## [Problem details]
Using the records below, find every line that includes "console" and copy it.

───── Material provided ─────

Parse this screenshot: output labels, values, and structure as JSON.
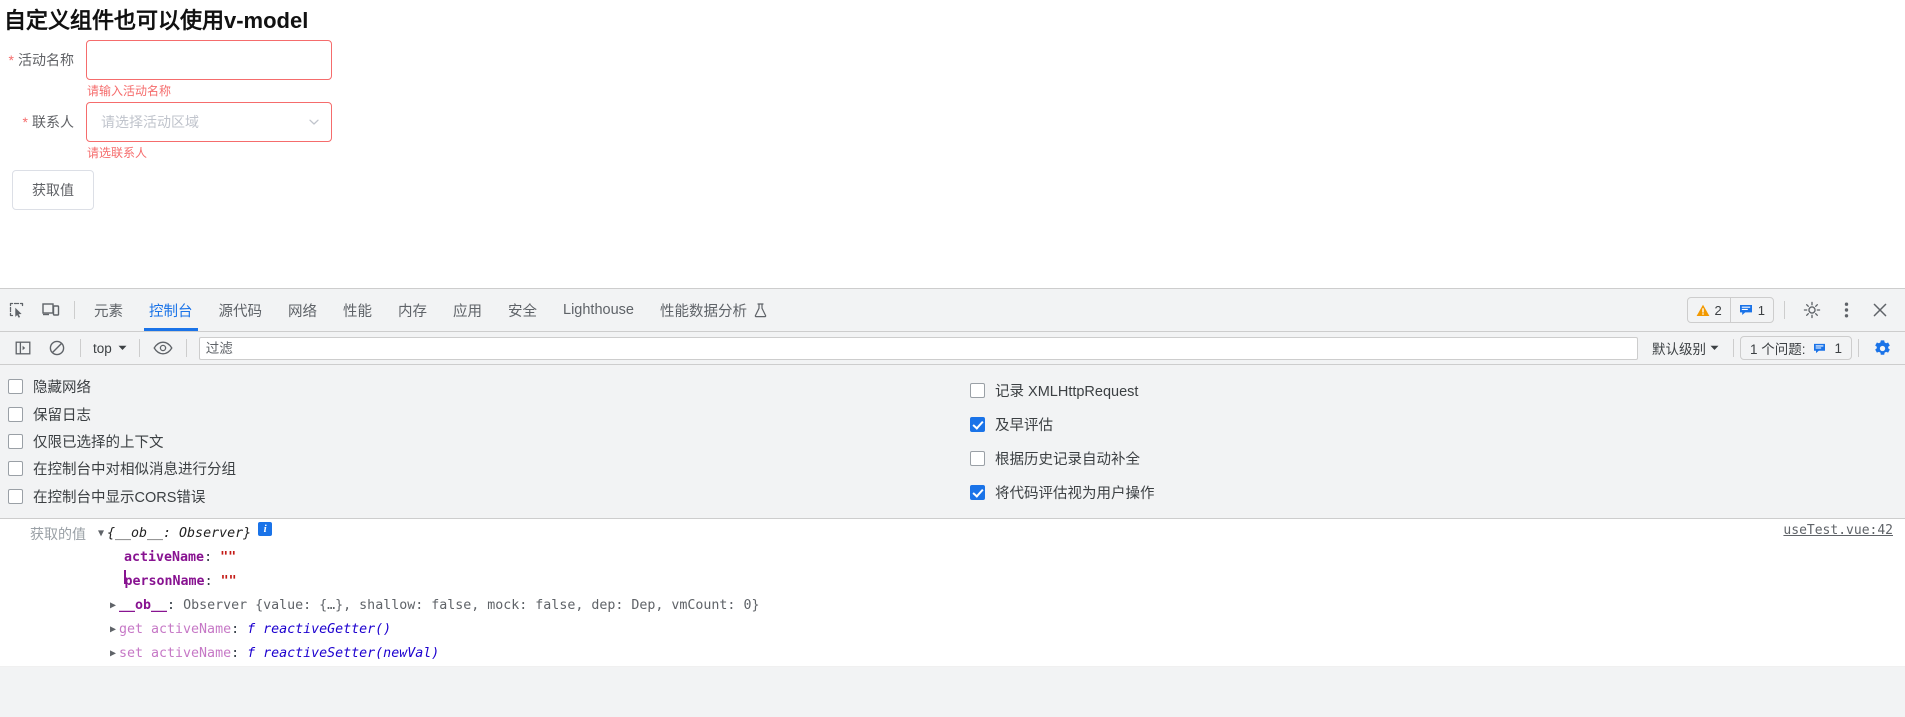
{
  "page": {
    "title": "自定义组件也可以使用v-model",
    "form": {
      "fields": [
        {
          "label": "活动名称",
          "required_mark": "*",
          "type": "input",
          "value": "",
          "placeholder": "",
          "error": "请输入活动名称"
        },
        {
          "label": "联系人",
          "required_mark": "*",
          "type": "select",
          "value": "",
          "placeholder": "请选择活动区域",
          "error": "请选联系人"
        }
      ],
      "submit_label": "获取值"
    }
  },
  "devtools": {
    "tabs": [
      {
        "label": "元素",
        "selected": false
      },
      {
        "label": "控制台",
        "selected": true
      },
      {
        "label": "源代码",
        "selected": false
      },
      {
        "label": "网络",
        "selected": false
      },
      {
        "label": "性能",
        "selected": false
      },
      {
        "label": "内存",
        "selected": false
      },
      {
        "label": "应用",
        "selected": false
      },
      {
        "label": "安全",
        "selected": false
      },
      {
        "label": "Lighthouse",
        "selected": false
      },
      {
        "label": "性能数据分析",
        "selected": false,
        "icon": "flask-icon"
      }
    ],
    "tabbar_icons": {
      "inspect": "inspect-element-icon",
      "device": "device-toolbar-icon"
    },
    "counters": {
      "warning_count": "2",
      "message_count": "1"
    },
    "actions": {
      "settings": "gear-icon",
      "more": "kebab-menu-icon",
      "close": "close-icon"
    },
    "filterbar": {
      "sidebar_toggle": "console-sidebar-icon",
      "clear": "clear-console-icon",
      "context": "top",
      "eye": "live-expression-icon",
      "filter_placeholder": "过滤",
      "filter_value": "",
      "level": "默认级别",
      "issues_label": "1 个问题:",
      "issues_count": "1",
      "issues_icon": "message-icon",
      "settings_gear": "console-settings-gear-icon"
    },
    "settings": {
      "left": [
        {
          "label": "隐藏网络",
          "checked": false
        },
        {
          "label": "保留日志",
          "checked": false
        },
        {
          "label": "仅限已选择的上下文",
          "checked": false
        },
        {
          "label": "在控制台中对相似消息进行分组",
          "checked": false
        },
        {
          "label": "在控制台中显示CORS错误",
          "checked": false
        }
      ],
      "right": [
        {
          "label": "记录 XMLHttpRequest",
          "checked": false
        },
        {
          "label": "及早评估",
          "checked": true
        },
        {
          "label": "根据历史记录自动补全",
          "checked": false
        },
        {
          "label": "将代码评估视为用户操作",
          "checked": true
        }
      ]
    },
    "console": {
      "log_label": "获取的值",
      "object_summary": "{__ob__: Observer}",
      "info_badge": "i",
      "source": "useTest.vue:42",
      "properties": [
        {
          "kind": "own",
          "name": "activeName",
          "sep": ": ",
          "value": "\"\"",
          "expandable": false
        },
        {
          "kind": "own",
          "name": "personName",
          "sep": ": ",
          "value": "\"\"",
          "expandable": false,
          "cursor": true
        },
        {
          "kind": "internal",
          "name": "__ob__",
          "sep": ": ",
          "value": "Observer {value: {…}, shallow: false, mock: false, dep: Dep, vmCount: 0}",
          "expandable": true
        },
        {
          "kind": "accessor",
          "name": "get activeName",
          "sep": ": ",
          "value": "f reactiveGetter()",
          "expandable": true
        },
        {
          "kind": "accessor",
          "name": "set activeName",
          "sep": ": ",
          "value": "f reactiveSetter(newVal)",
          "expandable": true
        }
      ]
    }
  },
  "colors": {
    "accent": "#1a73e8",
    "error": "#f56c6c",
    "warning": "#f29900",
    "toolbar_bg": "#f2f3f4"
  }
}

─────

## [Exercise solution]
      "sidebar_toggle": "console-sidebar-icon",
      "clear": "clear-console-icon",
      "settings_gear": "console-settings-gear-icon"
    "console": {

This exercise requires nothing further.